As Gonzalez himself notes later in the story, one of the hardest-hit areas is almost entirely black: "In the Lower Ninth Ward neighborhood, which was inundated by the floodwaters, more than 98 percent of the residents are black and more than a third live in poverty."
Gonzalez gets his first quote from a left-wing hater of black conservatives, Rev. Calvin Butts: "'If you know that terror is approaching in terms of hurricanes, and you've already seen the damage they've done in Florida and elsewhere, what in God's name were you thinking?' said the Rev. Calvin O. Butts III, pastor of Abyssinian Baptist Church in Harlem. 'I think a lot of it has to do with race and class. The people affected were largely poor people. Poor, black people.'"
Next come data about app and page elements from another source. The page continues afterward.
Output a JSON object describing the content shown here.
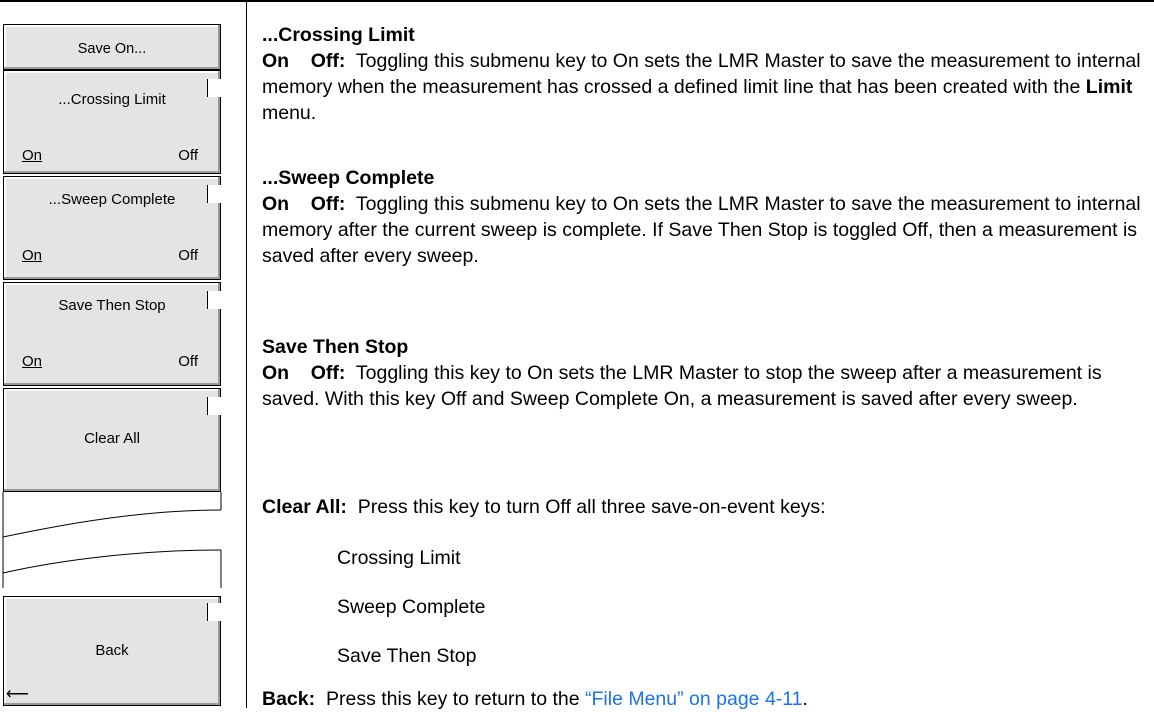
{
  "menu": {
    "title": "Save On...",
    "keys": [
      {
        "label": "...Crossing Limit",
        "on": "On",
        "off": "Off"
      },
      {
        "label": "...Sweep Complete",
        "on": "On",
        "off": "Off"
      },
      {
        "label": "Save Then Stop",
        "on": "On",
        "off": "Off"
      }
    ],
    "clear_all": "Clear All",
    "back": "Back",
    "back_arrow": "⟵"
  },
  "sections": [
    {
      "heading": "...Crossing Limit",
      "term": "On    Off:",
      "body": "Toggling this submenu key to On sets the LMR Master to save the measurement to internal memory when the measurement has crossed a defined limit line that has been created with the",
      "body_bold": "Limit",
      "body_end": "menu."
    },
    {
      "heading": "...Sweep Complete",
      "term": "On    Off:",
      "body": "Toggling this submenu key to On sets the LMR Master to save the measurement to internal memory after the current sweep is complete. If Save Then Stop is toggled Off, then a measurement is saved after every sweep."
    },
    {
      "heading": "Save Then Stop",
      "term": "On    Off:",
      "body": "Toggling this key to On sets the LMR Master to stop the sweep after a measurement is saved. With this key Off and Sweep Complete On, a measurement is saved after every sweep."
    }
  ],
  "clear_all": {
    "term": "Clear All:",
    "body": "Press this key to turn Off all three save-on-event keys:",
    "items": [
      "Crossing Limit",
      "Sweep Complete",
      "Save Then Stop"
    ]
  },
  "back": {
    "term": "Back:",
    "body": "Press this key to return to the",
    "link": "“File Menu” on page 4-11",
    "end": "."
  }
}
That Butts would bash Bush isn't exactly on the level of "Man Bites Dog." Here he is talking about Republicans in the Contract With America days of 1995: "Yes Bob Dole, Phil Gramm, you are the enemy. Yes Clarence Thomas, you poor confused fellow, you are the enemy, and we are determined to turn you around, and if we don't, you are leading our country to a racial confrontation that we will all be the poorer for."
Later Gonzalez goes to another unlabeled left-wing activist, Jesse Jackson, who interrupted his bear-hug of Venezuelandictator  Hugo Chavez long enough to fly to Louisiana and criticize Bush: "The Rev. Jesse Jackson said cities had been dismissed by the Bush administration because Mr. Bush received few urban votes. 'Many black people feel that their race, their property conditions and their voting patterns have been a factor in the response,' Mr. Jackson said, after meeting with Louisiana officials yesterday. 'I'm not saying that myself, but what's self-evident is that you have many poor people without a way out.'"
For the full story on Hurricane Katrina, click here. 
Ganging Up on Bush
White House reporter Elisabeth Bumiller's Friday filing, "Democrats and Others Criticize White House's Response to Disaster," opens: "A political furor intensified on Thursday over President Bush's handling of Hurricane Katrina as Democrats, local officials and members of an increasingly bewildered public accused the president of a slow response to the flood that has plunged New Orleans into chaos."
Bumiller doesn't hesitate to forward the most hostile comments from partisan Democrats: "Other Democrats cast Mr. Bush's first survey of the damage, from his window on Air Force One two days after the hurricane hit, as an imperial act removed from the suffering of the people below."
Later: "White House officials, already sensitive that Mr. Bush is suffering the lowest approval ratings of his presidency and under pressure to manage a catastrophe of what they called biblical proportions, reacted with frustration."
Bumiller again makes use of her left-wing blog favorites: "The White House battled a chorus of criticism throughout the day as bloggers made much of the secretary of state, Condoleezza Rice, vacationing in New York during the disaster, where she was spotted at a Broadway show and was to attend the U.S. Open."
She concludes with comments from former NYC Mayor Ed Koch giving Democrats the all-clear to go after Bush: "Mr. Koch, who supported Mr. Bush on the war in Iraq, said that 'it's fair game for the Democrats to attack the president at this time. They want to win the House next year.'"
For the rest of Bumiller, click here. 
Gay Jokes Come When Conservatives Are "Rolling Back Gay Rights"
Liberal reporter Alessandra Stanley  checks out Logo, a new gay cable channel, for Thursday Arts section, and says TV's acceptance of gay jokes "happens to coincide with a growing conservative movement to roll back gay rights, most noticeably by halting the legalization of gay marriage. That mission is led by evangelical Christians who view homosexuality as a sin and say they feel oppressed by a society that keeps expanding the terms of tolerance. And theirs is a serious movement; there are all kinds of differences and intolerances around the country, but most are not bolstered by Senate legislation and passages from the Bible."
For more Stanley, click here.